Aaron: Most of the shoots were pretty smooth going. Connor’s was a bit of a challenge with the finger, but he literally just put his head down and smashed it all week anyway. It was looking pretty sore by the last couple of days and it’s pretty rad that he was able to battle through the pain. Other than that, we had a bit of an issue getting over to shoot Mark Wallace for his segment as he injured himself a couple of times when we were supposed to go, but we managed to get it done in the end! We couldn’t really have asked for a better year to be honest.
[R]: Serious question, did you guys speed up the footage in any of his clips? Surely you must have! No human could hold onto a bicycle and rip corners that hard or hit some of those sections as wide open as he appears to!?
Joe: Speeding up footage is pretty much fraud I reckon, you just don’t do it! I agree though, some of the cornering was so mad it does look fully sped up.
Aaron: If you have to speed up footage then you’re doing it wrong.
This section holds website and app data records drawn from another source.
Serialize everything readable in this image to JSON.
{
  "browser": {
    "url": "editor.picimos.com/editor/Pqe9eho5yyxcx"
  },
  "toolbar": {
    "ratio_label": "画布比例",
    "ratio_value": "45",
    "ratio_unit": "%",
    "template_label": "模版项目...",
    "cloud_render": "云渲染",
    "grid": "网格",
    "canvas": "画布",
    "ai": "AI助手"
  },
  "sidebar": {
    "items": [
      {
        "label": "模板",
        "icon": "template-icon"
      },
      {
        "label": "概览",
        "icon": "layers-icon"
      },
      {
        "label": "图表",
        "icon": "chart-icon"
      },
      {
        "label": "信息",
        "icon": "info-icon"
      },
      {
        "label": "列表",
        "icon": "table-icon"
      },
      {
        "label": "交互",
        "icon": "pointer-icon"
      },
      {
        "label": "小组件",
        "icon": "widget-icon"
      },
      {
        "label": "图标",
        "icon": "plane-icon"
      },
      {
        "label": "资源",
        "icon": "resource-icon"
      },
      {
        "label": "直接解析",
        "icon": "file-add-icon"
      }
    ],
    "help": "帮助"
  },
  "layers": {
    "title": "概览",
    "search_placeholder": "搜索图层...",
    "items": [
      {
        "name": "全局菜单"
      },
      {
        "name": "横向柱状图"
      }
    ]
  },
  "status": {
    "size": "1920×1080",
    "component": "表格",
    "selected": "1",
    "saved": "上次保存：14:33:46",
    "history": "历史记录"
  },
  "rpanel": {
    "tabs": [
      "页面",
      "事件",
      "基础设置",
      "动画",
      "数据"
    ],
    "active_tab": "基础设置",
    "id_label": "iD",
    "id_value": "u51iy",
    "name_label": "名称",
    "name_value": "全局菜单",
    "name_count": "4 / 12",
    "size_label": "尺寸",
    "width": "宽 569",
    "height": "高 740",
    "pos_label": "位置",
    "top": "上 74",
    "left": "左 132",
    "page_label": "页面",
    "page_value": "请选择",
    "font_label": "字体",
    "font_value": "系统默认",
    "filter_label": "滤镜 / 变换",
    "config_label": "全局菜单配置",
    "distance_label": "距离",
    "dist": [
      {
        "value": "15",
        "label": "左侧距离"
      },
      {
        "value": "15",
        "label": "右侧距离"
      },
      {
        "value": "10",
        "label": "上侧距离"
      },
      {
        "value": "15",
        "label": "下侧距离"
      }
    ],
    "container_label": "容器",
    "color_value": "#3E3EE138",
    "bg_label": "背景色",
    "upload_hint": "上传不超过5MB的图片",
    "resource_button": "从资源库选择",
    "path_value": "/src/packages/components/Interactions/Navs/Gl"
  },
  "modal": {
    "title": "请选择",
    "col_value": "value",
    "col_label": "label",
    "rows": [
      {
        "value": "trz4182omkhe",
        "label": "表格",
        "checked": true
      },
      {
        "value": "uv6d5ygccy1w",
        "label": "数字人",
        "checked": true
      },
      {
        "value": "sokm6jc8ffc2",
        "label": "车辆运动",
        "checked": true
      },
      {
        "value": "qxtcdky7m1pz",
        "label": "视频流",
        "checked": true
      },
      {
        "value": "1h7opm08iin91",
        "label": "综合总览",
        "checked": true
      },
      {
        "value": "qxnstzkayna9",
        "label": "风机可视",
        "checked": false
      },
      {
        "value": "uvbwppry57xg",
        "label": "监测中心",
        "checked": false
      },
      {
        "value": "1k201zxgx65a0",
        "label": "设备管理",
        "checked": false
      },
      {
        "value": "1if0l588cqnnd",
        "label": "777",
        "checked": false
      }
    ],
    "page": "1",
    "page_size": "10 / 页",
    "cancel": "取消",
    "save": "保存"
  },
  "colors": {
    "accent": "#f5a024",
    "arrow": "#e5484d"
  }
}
[R]: Do you personally have a favourite clip within his section?
Joe: I think it’s the second riding clip in from the fisheye of him slapping a corner. It was literally the second shot of the entire shoot and it basically set the tone for the whole rest of the week…
Aaron: I’ve got two I think, the first video camera pans and zooms shot which I mentioned before and the drone shot on the alpine ridge with the backlit dust. Oh and the slapper shot from behind of the left hander on Dorothy’s… I could actually list loads to be honest.
[R]: So where is the best place to grab a copy and check it out?
For download purchase the film is available on iTunes, Vimeo on demand, Google Play, Xbox live and all the other usual platforms.
[R]: Any final words that you’d like to say to wrap this up or just “go out and watch the f*king film!”? haha
Joe: Haha yeah, please do just go and fucking watch it! We literally made this film for the fans of downhill and people who want something loud and fast to get them stoked to go out and smash some turns. Please just don’t put it on Pirate Bay, help us out here, we’re both skint after making this thing! haha
Aaron: Yea cheers to everyone who’s been involved in the film. It’s been a hell of a ride but I think it’s been worth it! I also second the Pirate Bay thing, even though we’ve got Oscar winning levels of acting and riding we’ve definitely not got Oscar winning levels of budget, so please be nice! Haha
[R]: Cheers lads!
Watch Connor ‘make it talk’ right here.
You can read this in print alongside more premium MTB goodness in Issue 52 available here revolutionmtb.com.au/shop/revolution-issue-52